Work to complete
Filter the listing below for "placeholder" and report every line that has it.

⟨

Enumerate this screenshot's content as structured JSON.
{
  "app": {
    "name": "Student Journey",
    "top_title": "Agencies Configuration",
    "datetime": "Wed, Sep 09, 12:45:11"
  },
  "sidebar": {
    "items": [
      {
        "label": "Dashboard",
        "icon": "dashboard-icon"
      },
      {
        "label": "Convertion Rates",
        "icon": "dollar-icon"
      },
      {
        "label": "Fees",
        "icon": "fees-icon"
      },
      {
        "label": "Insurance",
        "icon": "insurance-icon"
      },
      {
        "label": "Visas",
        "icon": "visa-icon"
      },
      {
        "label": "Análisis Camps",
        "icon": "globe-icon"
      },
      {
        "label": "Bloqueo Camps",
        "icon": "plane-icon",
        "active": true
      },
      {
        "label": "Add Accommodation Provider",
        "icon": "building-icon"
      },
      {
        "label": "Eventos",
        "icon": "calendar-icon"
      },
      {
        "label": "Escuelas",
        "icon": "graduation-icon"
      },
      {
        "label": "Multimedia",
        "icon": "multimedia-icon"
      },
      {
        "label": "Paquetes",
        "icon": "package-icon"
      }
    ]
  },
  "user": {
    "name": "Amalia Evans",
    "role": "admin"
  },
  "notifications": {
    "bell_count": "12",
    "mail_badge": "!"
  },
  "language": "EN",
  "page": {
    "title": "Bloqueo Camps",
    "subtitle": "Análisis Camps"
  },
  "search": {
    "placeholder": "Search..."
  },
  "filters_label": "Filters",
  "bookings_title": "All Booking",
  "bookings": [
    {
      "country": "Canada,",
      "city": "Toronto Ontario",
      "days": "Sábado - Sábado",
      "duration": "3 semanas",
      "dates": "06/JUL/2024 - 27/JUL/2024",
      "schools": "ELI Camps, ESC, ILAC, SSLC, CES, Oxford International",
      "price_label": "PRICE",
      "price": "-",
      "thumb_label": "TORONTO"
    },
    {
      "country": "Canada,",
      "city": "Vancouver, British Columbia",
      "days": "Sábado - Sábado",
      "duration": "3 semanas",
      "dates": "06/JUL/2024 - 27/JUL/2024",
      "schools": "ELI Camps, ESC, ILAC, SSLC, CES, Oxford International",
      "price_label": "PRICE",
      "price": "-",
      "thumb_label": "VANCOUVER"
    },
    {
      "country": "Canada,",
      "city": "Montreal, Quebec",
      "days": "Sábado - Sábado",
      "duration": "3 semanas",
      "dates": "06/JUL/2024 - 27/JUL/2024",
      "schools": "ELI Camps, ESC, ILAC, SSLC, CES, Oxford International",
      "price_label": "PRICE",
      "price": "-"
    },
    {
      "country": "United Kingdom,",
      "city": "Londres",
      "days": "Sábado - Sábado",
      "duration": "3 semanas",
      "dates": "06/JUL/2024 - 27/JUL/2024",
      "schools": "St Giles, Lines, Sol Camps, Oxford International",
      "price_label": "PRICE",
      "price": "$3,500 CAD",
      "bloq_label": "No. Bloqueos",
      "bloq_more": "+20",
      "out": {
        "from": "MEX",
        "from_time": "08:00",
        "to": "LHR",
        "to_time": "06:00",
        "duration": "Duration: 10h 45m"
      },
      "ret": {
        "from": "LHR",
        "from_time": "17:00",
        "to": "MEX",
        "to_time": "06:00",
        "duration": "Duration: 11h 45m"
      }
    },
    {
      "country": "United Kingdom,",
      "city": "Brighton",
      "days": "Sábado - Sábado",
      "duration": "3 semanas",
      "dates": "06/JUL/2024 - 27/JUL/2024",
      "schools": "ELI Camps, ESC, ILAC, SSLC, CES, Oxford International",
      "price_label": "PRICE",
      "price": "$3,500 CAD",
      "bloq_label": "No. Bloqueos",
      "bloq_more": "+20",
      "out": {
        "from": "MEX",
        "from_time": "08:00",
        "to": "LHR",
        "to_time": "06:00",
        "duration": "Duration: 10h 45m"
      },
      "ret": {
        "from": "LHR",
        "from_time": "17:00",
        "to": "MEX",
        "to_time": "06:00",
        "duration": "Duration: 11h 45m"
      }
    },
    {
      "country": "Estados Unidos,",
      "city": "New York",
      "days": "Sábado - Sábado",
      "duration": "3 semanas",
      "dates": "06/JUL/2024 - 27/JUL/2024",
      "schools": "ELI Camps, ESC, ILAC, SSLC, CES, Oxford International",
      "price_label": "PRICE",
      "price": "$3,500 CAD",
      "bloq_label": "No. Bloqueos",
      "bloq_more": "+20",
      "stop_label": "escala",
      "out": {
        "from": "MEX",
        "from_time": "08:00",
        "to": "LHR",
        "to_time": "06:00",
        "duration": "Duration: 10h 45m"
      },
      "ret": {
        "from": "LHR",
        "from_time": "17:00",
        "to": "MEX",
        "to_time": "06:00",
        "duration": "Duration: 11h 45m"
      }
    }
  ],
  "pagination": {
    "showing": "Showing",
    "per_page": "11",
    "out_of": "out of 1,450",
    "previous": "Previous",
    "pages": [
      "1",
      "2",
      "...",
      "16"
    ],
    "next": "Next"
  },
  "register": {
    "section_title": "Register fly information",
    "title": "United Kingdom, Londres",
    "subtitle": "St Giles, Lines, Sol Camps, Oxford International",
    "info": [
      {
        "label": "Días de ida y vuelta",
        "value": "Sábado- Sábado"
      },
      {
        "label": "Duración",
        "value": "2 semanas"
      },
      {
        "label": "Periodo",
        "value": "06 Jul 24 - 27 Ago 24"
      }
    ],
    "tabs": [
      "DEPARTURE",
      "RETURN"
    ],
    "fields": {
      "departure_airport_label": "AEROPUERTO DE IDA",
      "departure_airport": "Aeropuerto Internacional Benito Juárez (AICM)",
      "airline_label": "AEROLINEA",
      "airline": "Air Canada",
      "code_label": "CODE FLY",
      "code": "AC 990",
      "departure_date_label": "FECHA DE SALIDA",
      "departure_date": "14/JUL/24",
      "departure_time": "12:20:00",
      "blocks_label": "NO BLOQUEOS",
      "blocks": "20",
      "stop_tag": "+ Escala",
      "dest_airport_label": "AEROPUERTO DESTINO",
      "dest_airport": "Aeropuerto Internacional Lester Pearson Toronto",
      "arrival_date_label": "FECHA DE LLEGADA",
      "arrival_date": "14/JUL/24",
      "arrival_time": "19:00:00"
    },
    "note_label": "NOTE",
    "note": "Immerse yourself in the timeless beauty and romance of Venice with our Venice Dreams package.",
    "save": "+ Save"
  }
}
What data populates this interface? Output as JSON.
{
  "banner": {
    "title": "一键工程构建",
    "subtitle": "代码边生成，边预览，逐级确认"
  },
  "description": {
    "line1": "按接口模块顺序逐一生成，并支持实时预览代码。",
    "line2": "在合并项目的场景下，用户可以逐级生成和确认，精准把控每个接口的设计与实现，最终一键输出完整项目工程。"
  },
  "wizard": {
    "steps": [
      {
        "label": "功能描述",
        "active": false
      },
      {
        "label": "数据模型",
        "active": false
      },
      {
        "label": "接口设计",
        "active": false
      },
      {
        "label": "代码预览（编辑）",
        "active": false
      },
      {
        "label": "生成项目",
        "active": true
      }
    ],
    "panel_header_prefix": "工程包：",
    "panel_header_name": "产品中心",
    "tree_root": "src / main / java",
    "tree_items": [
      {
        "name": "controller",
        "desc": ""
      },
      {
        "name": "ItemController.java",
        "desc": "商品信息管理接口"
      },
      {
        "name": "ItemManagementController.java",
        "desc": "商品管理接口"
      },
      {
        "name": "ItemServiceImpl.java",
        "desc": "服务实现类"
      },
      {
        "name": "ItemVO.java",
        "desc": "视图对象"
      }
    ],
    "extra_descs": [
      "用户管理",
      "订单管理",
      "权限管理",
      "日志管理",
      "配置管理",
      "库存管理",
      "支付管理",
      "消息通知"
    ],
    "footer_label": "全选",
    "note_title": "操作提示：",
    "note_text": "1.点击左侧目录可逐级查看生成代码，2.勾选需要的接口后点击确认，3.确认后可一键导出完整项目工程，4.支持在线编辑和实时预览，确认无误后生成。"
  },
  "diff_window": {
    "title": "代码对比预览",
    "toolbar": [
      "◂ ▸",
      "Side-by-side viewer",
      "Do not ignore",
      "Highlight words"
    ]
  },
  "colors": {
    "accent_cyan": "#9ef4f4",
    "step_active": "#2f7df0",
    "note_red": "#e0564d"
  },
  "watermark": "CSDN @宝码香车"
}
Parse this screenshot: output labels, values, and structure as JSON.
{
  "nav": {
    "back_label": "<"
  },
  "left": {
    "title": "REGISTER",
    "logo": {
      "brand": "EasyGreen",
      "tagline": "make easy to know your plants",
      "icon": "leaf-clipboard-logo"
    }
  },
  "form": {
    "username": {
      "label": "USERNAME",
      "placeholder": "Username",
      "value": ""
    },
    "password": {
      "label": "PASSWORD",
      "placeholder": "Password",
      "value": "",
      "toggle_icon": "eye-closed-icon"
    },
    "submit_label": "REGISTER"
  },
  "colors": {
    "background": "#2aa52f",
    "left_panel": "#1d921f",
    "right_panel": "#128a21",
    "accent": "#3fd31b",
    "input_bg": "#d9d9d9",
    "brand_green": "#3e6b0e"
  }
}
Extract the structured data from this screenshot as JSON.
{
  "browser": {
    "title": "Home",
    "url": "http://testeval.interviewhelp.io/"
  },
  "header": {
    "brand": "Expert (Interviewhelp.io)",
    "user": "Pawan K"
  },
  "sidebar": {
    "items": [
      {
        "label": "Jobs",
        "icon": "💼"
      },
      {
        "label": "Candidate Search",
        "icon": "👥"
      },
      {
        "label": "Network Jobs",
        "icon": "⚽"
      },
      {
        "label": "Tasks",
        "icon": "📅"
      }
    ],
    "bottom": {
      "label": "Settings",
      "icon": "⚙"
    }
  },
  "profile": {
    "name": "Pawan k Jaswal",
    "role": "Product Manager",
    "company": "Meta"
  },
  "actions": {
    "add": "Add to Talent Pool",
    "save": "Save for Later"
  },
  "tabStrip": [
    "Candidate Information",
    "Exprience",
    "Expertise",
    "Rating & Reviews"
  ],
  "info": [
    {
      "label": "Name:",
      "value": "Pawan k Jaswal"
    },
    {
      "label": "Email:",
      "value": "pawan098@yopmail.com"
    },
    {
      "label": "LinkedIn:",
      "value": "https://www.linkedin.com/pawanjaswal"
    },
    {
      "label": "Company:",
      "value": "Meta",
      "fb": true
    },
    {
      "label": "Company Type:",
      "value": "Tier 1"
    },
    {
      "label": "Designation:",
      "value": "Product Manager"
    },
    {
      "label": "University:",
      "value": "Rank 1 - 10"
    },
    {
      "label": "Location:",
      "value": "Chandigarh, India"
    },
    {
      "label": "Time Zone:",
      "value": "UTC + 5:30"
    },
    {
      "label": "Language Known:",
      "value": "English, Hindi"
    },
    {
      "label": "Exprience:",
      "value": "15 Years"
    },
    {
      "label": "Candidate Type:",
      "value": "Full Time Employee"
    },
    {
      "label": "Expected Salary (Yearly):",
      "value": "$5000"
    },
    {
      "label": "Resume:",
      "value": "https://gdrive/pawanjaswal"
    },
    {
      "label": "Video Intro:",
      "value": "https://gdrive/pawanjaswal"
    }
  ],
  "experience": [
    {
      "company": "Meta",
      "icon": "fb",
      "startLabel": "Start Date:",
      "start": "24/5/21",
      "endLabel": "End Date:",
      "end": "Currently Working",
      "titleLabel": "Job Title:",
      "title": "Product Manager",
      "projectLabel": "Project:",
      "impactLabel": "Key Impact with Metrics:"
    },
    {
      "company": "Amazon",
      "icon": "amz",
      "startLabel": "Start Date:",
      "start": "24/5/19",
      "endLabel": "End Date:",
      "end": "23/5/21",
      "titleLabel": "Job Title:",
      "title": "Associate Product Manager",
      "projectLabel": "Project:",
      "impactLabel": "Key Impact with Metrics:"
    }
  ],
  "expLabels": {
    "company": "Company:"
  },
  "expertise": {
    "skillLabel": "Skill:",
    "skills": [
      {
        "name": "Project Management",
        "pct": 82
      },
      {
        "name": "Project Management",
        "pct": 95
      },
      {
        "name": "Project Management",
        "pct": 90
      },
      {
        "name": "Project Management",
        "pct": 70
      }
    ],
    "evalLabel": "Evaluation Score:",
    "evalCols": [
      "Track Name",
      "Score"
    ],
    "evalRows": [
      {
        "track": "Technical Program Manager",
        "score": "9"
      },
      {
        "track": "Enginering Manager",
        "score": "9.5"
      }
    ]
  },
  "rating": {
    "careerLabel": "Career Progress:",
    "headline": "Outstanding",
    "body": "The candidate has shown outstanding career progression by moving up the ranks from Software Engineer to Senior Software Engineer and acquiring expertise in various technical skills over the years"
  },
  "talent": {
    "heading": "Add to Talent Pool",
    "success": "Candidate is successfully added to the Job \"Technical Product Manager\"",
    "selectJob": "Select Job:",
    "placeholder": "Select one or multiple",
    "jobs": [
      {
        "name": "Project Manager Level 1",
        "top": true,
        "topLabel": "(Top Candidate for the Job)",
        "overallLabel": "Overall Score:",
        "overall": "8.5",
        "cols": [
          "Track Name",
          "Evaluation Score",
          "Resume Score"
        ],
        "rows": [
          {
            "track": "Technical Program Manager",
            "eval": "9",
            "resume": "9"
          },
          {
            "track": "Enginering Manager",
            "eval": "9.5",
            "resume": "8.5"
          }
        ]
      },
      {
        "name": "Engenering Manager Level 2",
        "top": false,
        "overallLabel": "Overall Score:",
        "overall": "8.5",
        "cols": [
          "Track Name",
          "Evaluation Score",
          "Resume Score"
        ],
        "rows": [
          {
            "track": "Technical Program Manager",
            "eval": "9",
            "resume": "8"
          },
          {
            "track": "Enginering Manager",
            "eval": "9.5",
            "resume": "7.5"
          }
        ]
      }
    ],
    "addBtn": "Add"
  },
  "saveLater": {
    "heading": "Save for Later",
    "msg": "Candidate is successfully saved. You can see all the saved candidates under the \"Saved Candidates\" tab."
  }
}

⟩

Answer to the exercise
    "placeholder": "Search..."
      "placeholder": "Username",
      "placeholder": "Password",
    "placeholder": "Select one or multiple",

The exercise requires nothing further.